This delightful documentary from Geeta and Ravi Patel really tells the story of what every young adult in every close ethnic group who is “of marriage age” hears from their family: when are you going to get married? And will you please choose a nice Indian/Italian/Greek/Jewish girl/boy and make your mother and me happy? What makes it more interesting is that one of the filmmakers, Ravi, is going through it right now, with his awesomely fantastic and witty Indian family. We get to see every painful and hilarious step, thanks to his sister Geeta, who films the whole thing. Adding in a little outside-his-ethnic-group dating, checking out prospective dates on Facebook before meeting them, and one of many laugh out loud scenes involving what could only be described as Indian Speed Dating (The Patel Expo!!), serve to effortlessly weave old and new world together. An Old World Tinder if you will…

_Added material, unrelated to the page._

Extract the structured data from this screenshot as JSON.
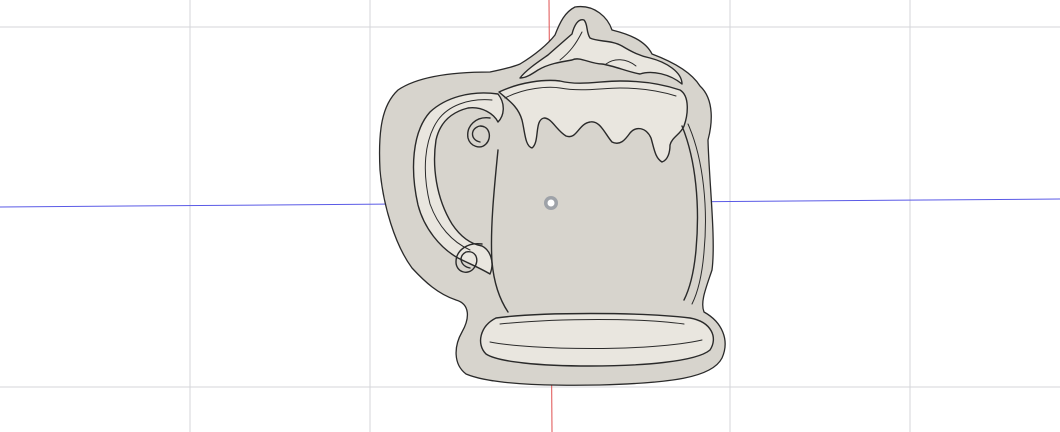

Ravi is an Indian American actor living in L.A. with his sister. His parents “help” him realize that, at 29, it is time to find that nice Indian girl who is (evidently) just patiently waiting for him next to her front door somewhere. Ravi’s parents met and married the same way every other Indian couple they know of their generation did: it was arranged by their families, and they barely knew each other. And they have been happily married for over 30 years, so of course they know the same thing will happen to Ravi! He just needs to give in to the centuries old wisdom and let nature take its course. At one point, Ravi’s mom just tells him flat out, “This thing works.” It is interesting to learn the history of arranged marriages through Ravi’s parents; from the fact that everyone and his aunt (literally) weighs in on who Ravi should marry, to learning about “Wedding Season”, to knowing that Ravi needs to meet and marry another Patel from a very small geographic area in India. The viewer is overwhelmed right alongside Ravi. His unvarnished expressions of pained confusion while listening to his parents are so real and horrifically funny.
From a post film exit-duction (as opposed to an introduction), given by Geeta, we learn that the documentary took six and a half years to go from concept to reel. The production is quirky and off beat: interspersed with live action, there are animated sketches, a fantastic score, fast scene transitions, and a frenetic pace, which matches Ravi’s family perfectly. From the first five minutes the viewer knows the Patels are a loving, happy family. That was one aspect that set this film apart and really worked to its advantage: Ravi and Geeta truly love and respect their parents and their marriage; there is no disconnect, which serves to give the film and subject matter the stamp of approval. At the same time, that is also probably the one minor problem I had with the film. We expect truth from documentary films- for this one to leave out the numerous horror stories of arranged marriages definitely slants the final product. Any serious consequences or downsides to arranged marriages are not discussed at all.
If you come from a background where your family didn’t care all that much about who or when you married, the traditions and lengths that the Patels go to are comically dumbfounding. At one point, they engage in sort of an Indian version of The Bachelor: after searching the Bio Data (a huge American Indian database that lists all characteristics of every Indian male and female who are in the marriage pool, including skin tone—“wheatish” is preferred), Ravi’s parents pay for him to fly all over the country to go on 15 dates! The resultant footage is mesmerizing- one can’t conceive how he could keep all those women straight (luckily, unlike The Bachelor, none of the dates took place in a hot tub). The Patels also travel to India to see family, and Ravi gets advice and offers to set him up with dates from nearly everyone in the village. He is alternately horrified and comforted by his close knit Indian heritage- after one of his meet-ups, he tells his sister it was nice not having to explain to his date why his mother called him fifteen times during dinner- the Indian women he goes out with know and accept that parents are just part of the whole package.
Meet the Patels is a truly charming film- it packs a whole lot of love and heart and family and warm fuzzy feels into 90 minutes. Of course I am not going to reveal who Ravi ultimately ends up with but, suffice it to say, there were lots of claps in the audience at the packed Alamo theater! Geeta Patel is a gifted filmmaker; I only hope we don’t have to wait six and a half years to see her next film.